◆ **HOW TO COMPLETE THIS TASK**
Your task is to copy every line of the records below that contains "Food".

[Excerpts from an interface dataset]

.....

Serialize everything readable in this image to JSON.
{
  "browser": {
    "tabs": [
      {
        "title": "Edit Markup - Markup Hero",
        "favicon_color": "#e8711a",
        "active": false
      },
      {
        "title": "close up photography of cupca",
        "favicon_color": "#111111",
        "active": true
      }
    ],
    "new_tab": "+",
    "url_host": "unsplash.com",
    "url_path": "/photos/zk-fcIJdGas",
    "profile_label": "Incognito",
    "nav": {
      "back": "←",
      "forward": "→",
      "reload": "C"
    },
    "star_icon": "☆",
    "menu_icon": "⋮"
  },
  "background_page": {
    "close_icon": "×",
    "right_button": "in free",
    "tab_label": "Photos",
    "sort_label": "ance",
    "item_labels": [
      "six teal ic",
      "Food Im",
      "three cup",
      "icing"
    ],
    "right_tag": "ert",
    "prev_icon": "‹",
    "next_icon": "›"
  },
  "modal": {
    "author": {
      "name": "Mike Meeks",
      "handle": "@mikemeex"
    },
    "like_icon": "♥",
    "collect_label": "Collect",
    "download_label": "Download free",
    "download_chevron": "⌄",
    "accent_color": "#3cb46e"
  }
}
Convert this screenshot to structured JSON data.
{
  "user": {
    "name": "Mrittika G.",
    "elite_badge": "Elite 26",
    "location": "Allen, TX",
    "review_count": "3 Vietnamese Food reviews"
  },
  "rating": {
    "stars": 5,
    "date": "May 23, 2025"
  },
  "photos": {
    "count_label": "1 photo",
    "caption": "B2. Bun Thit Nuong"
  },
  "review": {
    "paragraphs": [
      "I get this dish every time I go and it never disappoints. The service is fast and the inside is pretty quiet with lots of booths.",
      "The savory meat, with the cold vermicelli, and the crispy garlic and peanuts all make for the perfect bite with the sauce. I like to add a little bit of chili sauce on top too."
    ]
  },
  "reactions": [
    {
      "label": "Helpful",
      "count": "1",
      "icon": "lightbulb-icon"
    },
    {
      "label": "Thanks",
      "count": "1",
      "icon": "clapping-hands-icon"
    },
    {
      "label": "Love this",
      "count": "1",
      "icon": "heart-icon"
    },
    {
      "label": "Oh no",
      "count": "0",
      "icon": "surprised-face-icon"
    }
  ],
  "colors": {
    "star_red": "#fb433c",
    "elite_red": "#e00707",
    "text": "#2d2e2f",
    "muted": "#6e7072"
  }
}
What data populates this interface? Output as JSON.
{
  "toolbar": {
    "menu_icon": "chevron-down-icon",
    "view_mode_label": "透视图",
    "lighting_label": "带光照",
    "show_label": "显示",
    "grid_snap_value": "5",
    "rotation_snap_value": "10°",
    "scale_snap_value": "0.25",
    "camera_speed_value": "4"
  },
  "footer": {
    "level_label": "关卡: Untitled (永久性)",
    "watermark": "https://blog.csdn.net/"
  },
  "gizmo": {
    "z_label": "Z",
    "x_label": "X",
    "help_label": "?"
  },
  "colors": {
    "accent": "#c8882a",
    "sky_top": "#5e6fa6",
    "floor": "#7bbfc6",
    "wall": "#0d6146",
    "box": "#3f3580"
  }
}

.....

◆ **REPLY TO THE TASK**
      "Food Im",
    "review_count": "3 Vietnamese Food reviews"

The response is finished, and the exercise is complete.